News Releases - Awards and Recognition
Seattle-Portland metro areas in top 25 cities for Energy Star buildings
Release Date: 03/13/2013
Contact Information: Hanady Kader, EPA Public Affairs, 206-553-0454, firstname.lastname@example.org
Cities recognized for cutting energy waste and combating climate change
(Seattle – March 12, 2013) Today the U.S. Environmental Protection Agency recognized the Seattle-Bellevue-Tacoma and Portland-Vancouver-Hillsboro metropolitan areas for their high numbers of Energy Star certified buildings, highlighting how owners and managers of commercial, government, and other buildings in the Northwest are taking action on climate change while delivering real financial savings.
“Through their partnership with EPA, the owners and managers of Energy Star certified buildings are helping reduce greenhouse gas emissions while saving on utility bills,” said EPA Acting Administrator Bob Perciasepe. “With Energy Star, cities across America are helping achieve President Obama’s goal to cut in half the energy wasted by our businesses over the next 20 years.”
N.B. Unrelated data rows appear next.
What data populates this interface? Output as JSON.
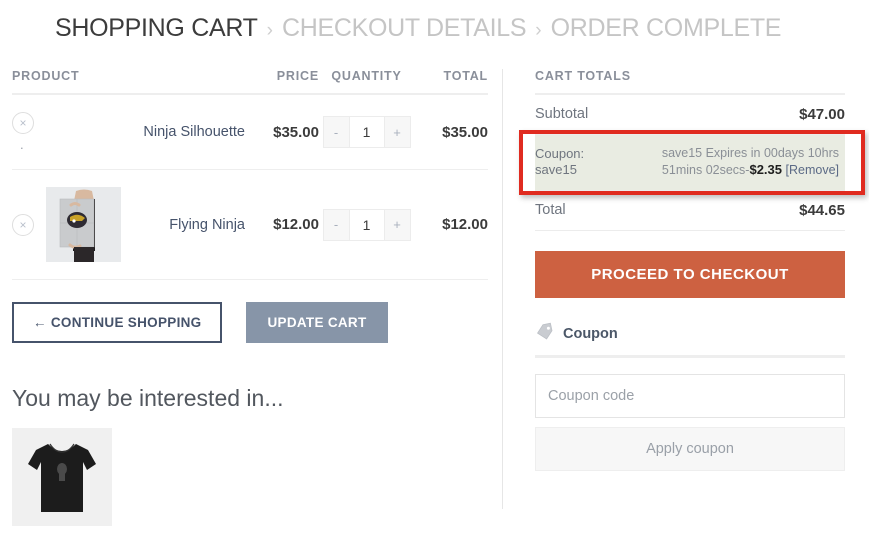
{
  "breadcrumb": {
    "separator": "›",
    "steps": [
      {
        "label": "SHOPPING CART",
        "state": "active"
      },
      {
        "label": "CHECKOUT DETAILS",
        "state": "inactive"
      },
      {
        "label": "ORDER COMPLETE",
        "state": "inactive"
      }
    ]
  },
  "cart": {
    "headers": {
      "product": "PRODUCT",
      "price": "PRICE",
      "quantity": "QUANTITY",
      "total": "TOTAL"
    },
    "remove_icon": "×",
    "decrement_label": "-",
    "increment_label": "+",
    "items": [
      {
        "name": "Ninja Silhouette",
        "price": "$35.00",
        "quantity": "1",
        "total": "$35.00",
        "thumb": "none",
        "trailing_mark": "."
      },
      {
        "name": "Flying Ninja",
        "price": "$12.00",
        "quantity": "1",
        "total": "$12.00",
        "thumb": "flying-ninja-poster",
        "trailing_mark": ""
      }
    ],
    "continue_label": "← CONTINUE SHOPPING",
    "update_label": "UPDATE CART"
  },
  "upsell": {
    "title": "You may be interested in...",
    "items": [
      {
        "thumb": "black-tshirt"
      }
    ]
  },
  "totals": {
    "title": "CART TOTALS",
    "subtotal_label": "Subtotal",
    "subtotal_value": "$47.00",
    "coupon_label": "Coupon:",
    "coupon_code": "save15",
    "coupon_expiry_line1": "save15  Expires in 00days 10hrs",
    "coupon_expiry_line2": "51mins 02secs-",
    "coupon_discount": "$2.35",
    "coupon_remove": "[Remove]",
    "total_label": "Total",
    "total_value": "$44.65",
    "checkout_label": "PROCEED TO CHECKOUT"
  },
  "coupon_form": {
    "heading": "Coupon",
    "icon": "tag-icon",
    "input_value": "",
    "input_placeholder": "Coupon code",
    "apply_label": "Apply coupon"
  },
  "colors": {
    "accent_orange": "#cd6141",
    "highlight_red": "#e02b20",
    "coupon_bg": "#e9ece2",
    "link_blue": "#46536b",
    "update_gray": "#8795a8"
  }
}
In Washington, the Seattle-Bellevue-Tacoma metro area is ranked 17th in the nation with over 100 Energy Star certified buildings. In Oregon, the Portland-Vancouver-Hillsboro metro area ranks 23rd in the nation with nearly 80 Energy Star certified buildings.
Seattle-Bellevue-Tacoma Energy Star buildings:
Portland-Vancouver-Hillsboro Energy Star buildings:
In 2012, more than 20,000 Energy Star certified buildings across America helped save more than $2.7 billion in annual utility bills while preventing greenhouse gas emissions equal to emissions from the annual electricity use of more than two million homes.
Energy use in commercial buildings accounts for 17 percent of U.S. greenhouse gas emissions at a cost of more than $100 billion per year. EPA continues to see an increase in buildings applying for and earning Energy Star certification each year. The cumulative number of Energy Star certified buildings has increased by more than 24 percent compared to last year. In 2012 alone, more than 8,200 buildings earned EPA’s Energy Star certification.
Commercial buildings that earn EPA’s Energy Star must perform in the top 25 percent of similar buildings nationwide, as verified by a professional engineer or a registered architect. Energy Star certified buildings use an average of 35 percent less energy and are responsible for 35 percent fewer greenhouse gas emissions than average buildings. Fifteen types of commercial buildings can earn the Energy Star, including offices, schools, and retail stores.
Energy Star is a market-based partnership to reduce greenhouse gas emissions through energy efficiency. Over the past 20 years, with help from Energy Star, families and businesses have saved about $230 billion on utility bills and prevented more than 1.7 billion metric tons of greenhouse gas emissions. Today, more than 65 different kinds of products, more than 1.3 million new homes, and more than 20,000 commercial buildings are Energy Star certified.
Complete list of Top Energy Star Cities nationwide: http://energystar.gov/topcities
Data behind Energy Star certified buildings: http://energystar.gov/datatrends
More about earning Energy Star certification for commercial buildings: http://energystar.gov/labeledbuildings